Records drawn from a dataset:
*** Begin section ***

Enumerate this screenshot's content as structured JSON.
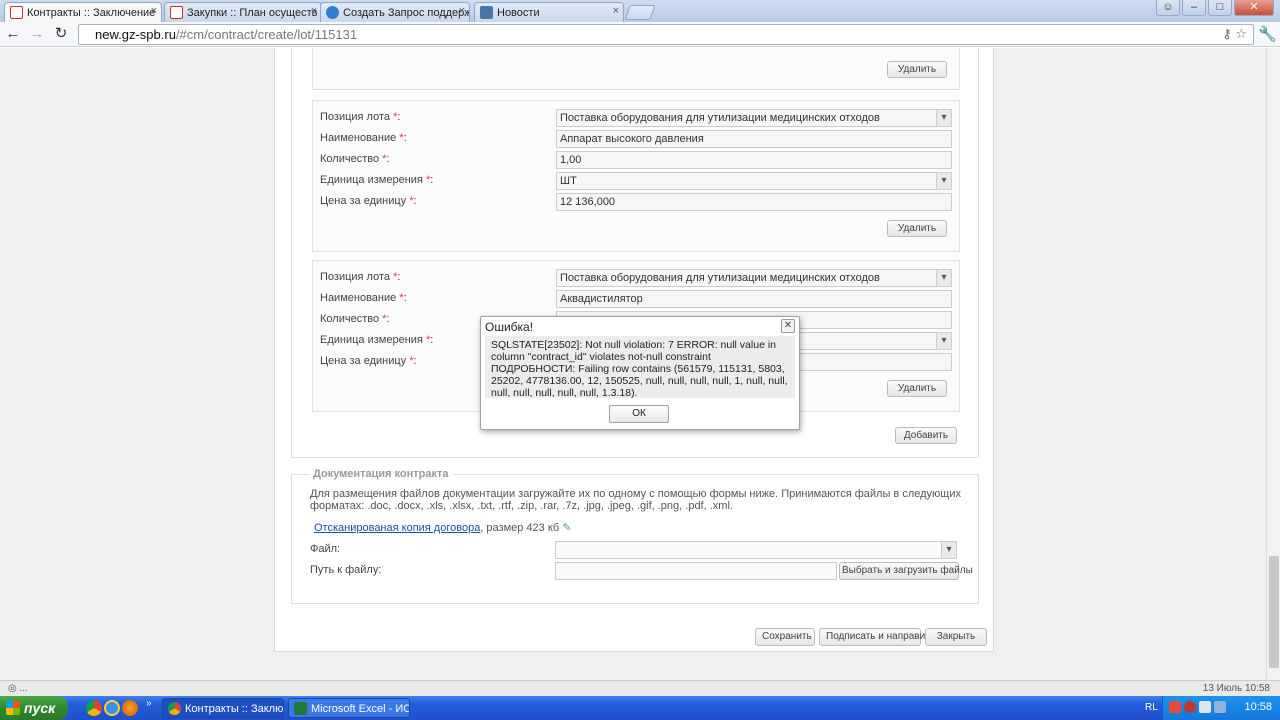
{
  "browser": {
    "tabs": [
      {
        "label": "Контракты :: Заключение",
        "color": "#c0392b"
      },
      {
        "label": "Закупки :: План осуществ",
        "color": "#c0392b"
      },
      {
        "label": "Создать Запрос поддержк",
        "color": "#2f7fd0"
      },
      {
        "label": "Новости",
        "color": "#4a76a8"
      }
    ],
    "url_host": "new.gz-spb.ru",
    "url_path": "/#cm/contract/create/lot/115131"
  },
  "form": {
    "delete_label": "Удалить",
    "add_label": "Добавить",
    "labels": {
      "position": "Позиция лота",
      "name": "Наименование",
      "quantity": "Количество",
      "unit": "Единица измерения",
      "price": "Цена за единицу",
      "required_mark": "*",
      "colon": ":"
    },
    "lots": [
      {
        "position": "Поставка оборудования для утилизации медицинских отходов",
        "name": "Аппарат высокого давления",
        "quantity": "1,00",
        "unit": "ШТ",
        "price": "12 136,000"
      },
      {
        "position": "Поставка оборудования для утилизации медицинских отходов",
        "name": "Аквадистилятор",
        "quantity": "",
        "unit": "",
        "price": ""
      }
    ]
  },
  "documents": {
    "legend": "Документация контракта",
    "description": "Для размещения файлов документации загружайте их по одному с помощью формы ниже. Принимаются файлы в следующих форматах: .doc, .docx, .xls, .xlsx, .txt, .rtf, .zip, .rar, .7z, .jpg, .jpeg, .gif, .png, .pdf, .xml.",
    "file_link": "Отсканированая копия договора",
    "file_size": ", размер 423 кб",
    "file_label": "Файл:",
    "path_label": "Путь к файлу:",
    "upload_button": "Выбрать и загрузить файлы"
  },
  "footer_buttons": {
    "save": "Сохранить",
    "sign": "Подписать и направить",
    "close": "Закрыть"
  },
  "modal": {
    "title": "Ошибка!",
    "message": "SQLSTATE[23502]: Not null violation: 7 ERROR: null value in column \"contract_id\" violates not-null constraint ПОДРОБНОСТИ: Failing row contains (561579, 115131, 5803, 25202, 4778136.00, 12, 150525, null, null, null, null, 1, null, null, null, null, null, null, null, 1.3.18).",
    "ok_label": "ОК",
    "close_glyph": "✕"
  },
  "status": {
    "left": "◎ ...",
    "right": "13 Июль 10:58"
  },
  "taskbar": {
    "start_label": "пуск",
    "tasks": [
      {
        "label": "Контракты :: Заклю...",
        "color": "#c0392b"
      },
      {
        "label": "Microsoft Excel - ИСТ...",
        "color": "#1f7a3a"
      }
    ],
    "lang": "RL",
    "clock": "10:58"
  }
}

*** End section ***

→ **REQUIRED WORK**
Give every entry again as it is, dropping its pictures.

→ **SOLVED PROBLEM**
Enumerate this screenshot's content as structured JSON.
{
  "browser": {
    "tabs": [
      {
        "label": "Контракты :: Заключение",
        "color": "#c0392b"
      },
      {
        "label": "Закупки :: План осуществ",
        "color": "#c0392b"
      },
      {
        "label": "Создать Запрос поддержк",
        "color": "#2f7fd0"
      },
      {
        "label": "Новости",
        "color": "#4a76a8"
      }
    ],
    "url_host": "new.gz-spb.ru",
    "url_path": "/#cm/contract/create/lot/115131"
  },
  "form": {
    "delete_label": "Удалить",
    "add_label": "Добавить",
    "labels": {
      "position": "Позиция лота",
      "name": "Наименование",
      "quantity": "Количество",
      "unit": "Единица измерения",
      "price": "Цена за единицу",
      "required_mark": "*",
      "colon": ":"
    },
    "lots": [
      {
        "position": "Поставка оборудования для утилизации медицинских отходов",
        "name": "Аппарат высокого давления",
        "quantity": "1,00",
        "unit": "ШТ",
        "price": "12 136,000"
      },
      {
        "position": "Поставка оборудования для утилизации медицинских отходов",
        "name": "Аквадистилятор",
        "quantity": "",
        "unit": "",
        "price": ""
      }
    ]
  },
  "documents": {
    "legend": "Документация контракта",
    "description": "Для размещения файлов документации загружайте их по одному с помощью формы ниже. Принимаются файлы в следующих форматах: .doc, .docx, .xls, .xlsx, .txt, .rtf, .zip, .rar, .7z, .jpg, .jpeg, .gif, .png, .pdf, .xml.",
    "file_link": "Отсканированая копия договора",
    "file_size": ", размер 423 кб",
    "file_label": "Файл:",
    "path_label": "Путь к файлу:",
    "upload_button": "Выбрать и загрузить файлы"
  },
  "footer_buttons": {
    "save": "Сохранить",
    "sign": "Подписать и направить",
    "close": "Закрыть"
  },
  "modal": {
    "title": "Ошибка!",
    "message": "SQLSTATE[23502]: Not null violation: 7 ERROR: null value in column \"contract_id\" violates not-null constraint ПОДРОБНОСТИ: Failing row contains (561579, 115131, 5803, 25202, 4778136.00, 12, 150525, null, null, null, null, 1, null, null, null, null, null, null, null, 1.3.18).",
    "ok_label": "ОК",
    "close_glyph": "✕"
  },
  "status": {
    "left": "◎ ...",
    "right": "13 Июль 10:58"
  },
  "taskbar": {
    "start_label": "пуск",
    "tasks": [
      {
        "label": "Контракты :: Заклю...",
        "color": "#c0392b"
      },
      {
        "label": "Microsoft Excel - ИСТ...",
        "color": "#1f7a3a"
      }
    ],
    "lang": "RL",
    "clock": "10:58"
  }
}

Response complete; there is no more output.